  15. Well, a multipoint injection system should be more efficient and offer better performance, doesn't suffer from a risk of explosions blowing the air intake apart. It's generally better, so if I was starting from scratch I'd go that way - but if you have a perfectly good venturi kit that you're happy with I doubt there's a big enough benefit to worth changing it. Exactly why I didn't change mine. With a "standard" megasquirt I or II you wouldn't have sequential injection anyway (they use batch injection the same as the hotwire system). Sequential injection would require either a megasquirt III or II with an add on board - more expense and complication, and aledgedly little benefit on an RV8. The multipoint LPG systems normally just follow the injector pulses generated by the main ECU, so even using a "sequential" LPG controller I think you'd still actually be getting batch injection on LPG as well. Obviously, if you fancy the challenge you could get everything set up to run sequentially, but it sounds like you're after straightforward, proven reliability (and presumably without spending more than necessary?) - so stick with batch injected petrol and your LPG venturi. So - essentially you're after pretty much the same setup I had. This is a straightforward megasquirt'n'EDIS build, with the addition of the LPG kit. You have two options for switching fuel - either you leave this under the control of the LPG controller (megasquirt thinks it's still running the engine as the hotwire does now). You get rid of the hotwire system and replace it with something easy to diagnose and (relatively) easy to tune, and you have a vastly improved ignition system, but you still have to run a compromise ignition map.

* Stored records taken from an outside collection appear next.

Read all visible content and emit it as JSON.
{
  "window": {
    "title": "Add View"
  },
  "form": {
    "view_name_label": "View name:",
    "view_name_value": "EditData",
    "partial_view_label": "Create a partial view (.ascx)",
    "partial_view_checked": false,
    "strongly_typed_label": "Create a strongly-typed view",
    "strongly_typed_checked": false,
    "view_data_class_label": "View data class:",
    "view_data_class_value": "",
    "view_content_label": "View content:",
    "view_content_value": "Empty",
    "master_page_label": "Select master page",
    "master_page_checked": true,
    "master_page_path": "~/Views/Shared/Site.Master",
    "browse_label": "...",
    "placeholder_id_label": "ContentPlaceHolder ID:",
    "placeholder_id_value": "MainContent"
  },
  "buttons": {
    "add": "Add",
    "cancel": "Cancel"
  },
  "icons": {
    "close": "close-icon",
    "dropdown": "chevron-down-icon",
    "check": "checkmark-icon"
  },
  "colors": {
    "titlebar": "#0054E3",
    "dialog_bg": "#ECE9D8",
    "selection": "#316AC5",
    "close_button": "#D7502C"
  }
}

Or, you add a table switching input to the meqasquirt, and you can then change the fuel and ignition maps depending which fuel you are running on (the LPG kit I had had an output pin on the connector that indicated when it was running LPG - yours may well have the same). This allows you to tune the ignition map for each fuel (LPG likes a very different map to petrol). You LPG controller is probably not actually using the fuelling signals from the ECU, just disconnecting the injectors and adjusting directly from it's own inputs (just lambda?), so you may be able to remove the LPG wiring from the petrol injectors and disable them by switching to an empty fuel map in the megasquirt. The latter is what I should have been running on my Range Rover - but I should caveat this by saying that I didn't get the table switching working. I wired it incorrectly and I think fried the input on the megasquirt so it wouldn't switch, and at the time I sold the car hadn't sorted this out. However, I had tested it by switching tables from a laptop while someone else drove the car, and it's well worth it for the separate ignition maps. As I couldn't switch automatically I still had the LPG kit disabling the injectors. The two biggest benefits I saw with the system (even in the compromised form I was running it) were: Easy diagnosis - I fitted the megasquirt because I had problems with the hotwire system that I couldn't get to the bottom of (lambda sensor issues that I couldn't trace). As soon as I got the megasquirt up and running I could see on the live sensor output on the laptop that one of the lambda sensors was dropping in and out - turned out I had an internally broken wire that only lost connectivity with the vibration of a the engine running. Easy fix once I'd found it! Decent ignition - can't understate this one. In terms of every day use, the EDIS ignition was far and away the biggest improvement. Always a nice fat spark no matter what conditions. Even in limp home mode without a signal from the megasquirt (the EDIS will switch to fixed 10o advance in this case) the engine ran far better than it ever had on the distributor. I know the standard ignition system is notoriously feeble, but it was still a surprise just how much it strangled the engine.